What about the business, the commercial part of it all?
I never calculate the bottom line of my business. It is something I always urge everybody in my company not to do. I tell them ‘Don’t set targets for yourself because I believe they are limiting.’ What I do tell them is to keep pushing the boundaries. And don’t copy. If that happens, then it is time to go home.
How would you place yourself in the financial world?
We are one of the more successful firms in Chennai for sure and nationally, well, we are getting an award for being the best service provider in terms of turnover. Without getting into actual numbers, I would say we have been grossing enough to be in the top three firms in Chennai and among the top 7 or 8 in the country. I charge a hefty fee for the high quality work we do. I deliver a quality product and we don’t have price wars. No design wars either; I prefer to call them ‘design dialogues.’ I also drive a hard bargain when it comes to providing the best for my clients from the vendors and that is something I do not dilute.
What about current trends such as the demonetisation – how has it affected business?

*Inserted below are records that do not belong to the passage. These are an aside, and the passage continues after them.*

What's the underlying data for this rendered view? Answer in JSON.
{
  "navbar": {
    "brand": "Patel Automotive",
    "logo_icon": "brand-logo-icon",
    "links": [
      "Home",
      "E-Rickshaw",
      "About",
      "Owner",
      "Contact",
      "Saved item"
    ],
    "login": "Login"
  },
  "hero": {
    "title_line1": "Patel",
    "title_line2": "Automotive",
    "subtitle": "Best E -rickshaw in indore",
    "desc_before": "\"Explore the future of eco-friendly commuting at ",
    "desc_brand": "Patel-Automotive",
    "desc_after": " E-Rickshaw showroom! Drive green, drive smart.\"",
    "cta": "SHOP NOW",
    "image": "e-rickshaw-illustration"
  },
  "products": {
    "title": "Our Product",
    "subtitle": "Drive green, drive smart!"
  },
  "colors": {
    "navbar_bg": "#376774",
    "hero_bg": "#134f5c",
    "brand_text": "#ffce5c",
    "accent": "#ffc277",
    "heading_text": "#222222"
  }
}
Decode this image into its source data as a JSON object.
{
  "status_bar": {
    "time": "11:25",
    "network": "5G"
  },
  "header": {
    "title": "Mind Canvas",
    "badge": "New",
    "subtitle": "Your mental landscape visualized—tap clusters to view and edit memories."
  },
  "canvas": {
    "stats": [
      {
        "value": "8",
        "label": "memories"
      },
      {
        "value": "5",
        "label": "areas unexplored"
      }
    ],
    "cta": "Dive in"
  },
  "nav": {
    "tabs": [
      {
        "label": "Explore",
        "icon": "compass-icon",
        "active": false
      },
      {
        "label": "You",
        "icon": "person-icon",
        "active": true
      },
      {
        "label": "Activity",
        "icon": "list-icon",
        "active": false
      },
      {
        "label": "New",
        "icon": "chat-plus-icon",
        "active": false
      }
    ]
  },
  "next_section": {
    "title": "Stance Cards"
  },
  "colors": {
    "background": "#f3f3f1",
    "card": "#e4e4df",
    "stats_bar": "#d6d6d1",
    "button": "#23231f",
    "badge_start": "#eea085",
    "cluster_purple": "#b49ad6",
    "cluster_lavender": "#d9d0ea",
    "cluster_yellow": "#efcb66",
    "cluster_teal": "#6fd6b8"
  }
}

It is unfair that political parties have been left out of this, but business has been affected. Business serves society and it provides jobs and opportunities. So yes, in that sense it has affected us all. Avoiding taxes is counter productive and we are super compliant about it. But then, true enterprise will always find a way. We keep working and enjoying what we do.
What would you say is your USP?
It’s my company’s youthfulness. I like to keep it that way. I’m a 43-year old who is on a journey of discovery and I love the fun of it all. I work on several ideas and choose the best of them. I have worked in hospitality, industry, education and retail – across the board and in all areas of design.
You have recently got into the hospitality industry with Swatma, a heritage hotel in Tanjore?
I started a hotel in Tanjore, where we hope to bring the world’s best principles in hospitality for high-end travelers. I do want to create more such hotels in other places in Tamil Nadu, with each being more unique than the previous one. The focus is to make the rich culture of Tamil Nadu approachable and for the intrepid traveler to make a voyage of discovery.
Look ahead. Never forget where you came from. I don’t aim for my group of companies to be the biggest but to be the best.
We are not bound to anything. I don’t have an ego. I can take criticism as well as appreciation. I appreciate critics more because there is more to learn from that than the other. I don’t fear failure and I don’t expect people to like everything I do.
Do you see yourself as a change maker?
I think to a large extent I have changed one game- I’m not scared to push boundaries and it’s not been picnic all the way. I’ve had many failures. I just don’t look at them. I keep going. I didn’t recognize the glass ceiling as a woman and I have been a major dreamer. I see a whole lot more. And I don’t see boundaries.
Your personal mantra?